INPUT DATA —

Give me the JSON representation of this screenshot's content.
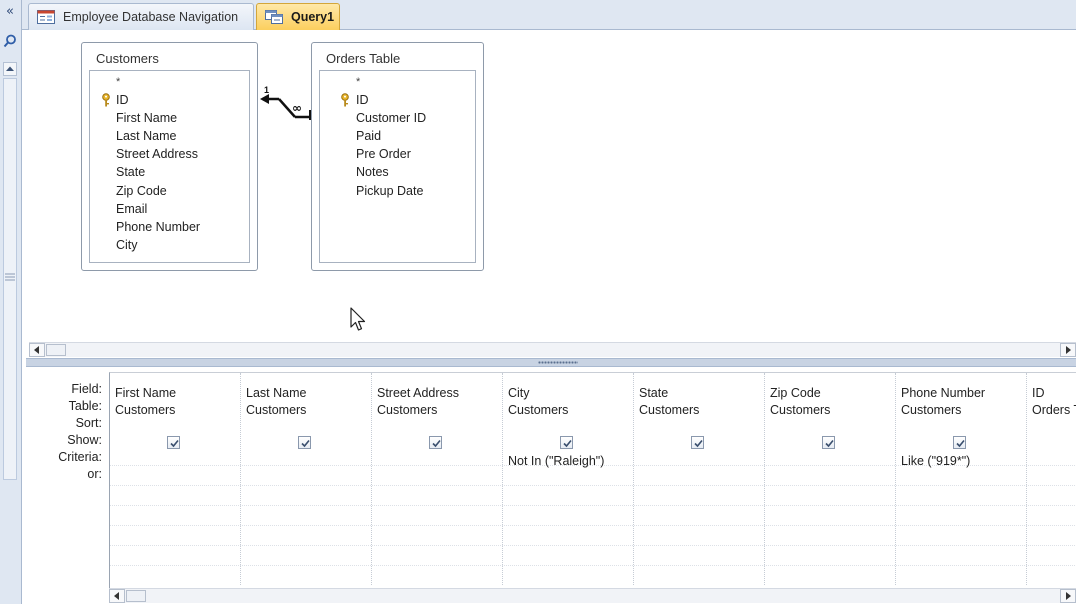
{
  "tabs": [
    {
      "label": "Employee Database Navigation",
      "active": false,
      "icon": "form-icon"
    },
    {
      "label": "Query1",
      "active": true,
      "icon": "query-icon"
    }
  ],
  "nav_pane": {
    "collapse_glyph": "«"
  },
  "tables": [
    {
      "name": "Customers",
      "star": "*",
      "fields": [
        "ID",
        "First Name",
        "Last Name",
        "Street Address",
        "State",
        "Zip Code",
        "Email",
        "Phone Number",
        "City"
      ],
      "primary_key": "ID"
    },
    {
      "name": "Orders Table",
      "star": "*",
      "fields": [
        "ID",
        "Customer ID",
        "Paid",
        "Pre Order",
        "Notes",
        "Pickup Date"
      ],
      "primary_key": "ID"
    }
  ],
  "relationship": {
    "one_side": "1",
    "many_side": "∞"
  },
  "grid": {
    "row_labels": [
      "Field:",
      "Table:",
      "Sort:",
      "Show:",
      "Criteria:",
      "or:"
    ],
    "columns": [
      {
        "field": "First Name",
        "table": "Customers",
        "show": true,
        "criteria": ""
      },
      {
        "field": "Last Name",
        "table": "Customers",
        "show": true,
        "criteria": ""
      },
      {
        "field": "Street Address",
        "table": "Customers",
        "show": true,
        "criteria": ""
      },
      {
        "field": "City",
        "table": "Customers",
        "show": true,
        "criteria": "Not In (\"Raleigh\")"
      },
      {
        "field": "State",
        "table": "Customers",
        "show": true,
        "criteria": ""
      },
      {
        "field": "Zip Code",
        "table": "Customers",
        "show": true,
        "criteria": ""
      },
      {
        "field": "Phone Number",
        "table": "Customers",
        "show": true,
        "criteria": "Like (\"919*\")"
      },
      {
        "field": "ID",
        "table": "Orders T",
        "show": false,
        "criteria": ""
      }
    ]
  },
  "colors": {
    "active_tab": "#fbcf5e",
    "chrome": "#dfe7f2",
    "border": "#a9b9d0"
  }
}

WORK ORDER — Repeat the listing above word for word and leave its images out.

ANSWER TO THE PROBLEM —
Give me the JSON representation of this screenshot's content.
{
  "tabs": [
    {
      "label": "Employee Database Navigation",
      "active": false,
      "icon": "form-icon"
    },
    {
      "label": "Query1",
      "active": true,
      "icon": "query-icon"
    }
  ],
  "nav_pane": {
    "collapse_glyph": "«"
  },
  "tables": [
    {
      "name": "Customers",
      "star": "*",
      "fields": [
        "ID",
        "First Name",
        "Last Name",
        "Street Address",
        "State",
        "Zip Code",
        "Email",
        "Phone Number",
        "City"
      ],
      "primary_key": "ID"
    },
    {
      "name": "Orders Table",
      "star": "*",
      "fields": [
        "ID",
        "Customer ID",
        "Paid",
        "Pre Order",
        "Notes",
        "Pickup Date"
      ],
      "primary_key": "ID"
    }
  ],
  "relationship": {
    "one_side": "1",
    "many_side": "∞"
  },
  "grid": {
    "row_labels": [
      "Field:",
      "Table:",
      "Sort:",
      "Show:",
      "Criteria:",
      "or:"
    ],
    "columns": [
      {
        "field": "First Name",
        "table": "Customers",
        "show": true,
        "criteria": ""
      },
      {
        "field": "Last Name",
        "table": "Customers",
        "show": true,
        "criteria": ""
      },
      {
        "field": "Street Address",
        "table": "Customers",
        "show": true,
        "criteria": ""
      },
      {
        "field": "City",
        "table": "Customers",
        "show": true,
        "criteria": "Not In (\"Raleigh\")"
      },
      {
        "field": "State",
        "table": "Customers",
        "show": true,
        "criteria": ""
      },
      {
        "field": "Zip Code",
        "table": "Customers",
        "show": true,
        "criteria": ""
      },
      {
        "field": "Phone Number",
        "table": "Customers",
        "show": true,
        "criteria": "Like (\"919*\")"
      },
      {
        "field": "ID",
        "table": "Orders T",
        "show": false,
        "criteria": ""
      }
    ]
  },
  "colors": {
    "active_tab": "#fbcf5e",
    "chrome": "#dfe7f2",
    "border": "#a9b9d0"
  }
}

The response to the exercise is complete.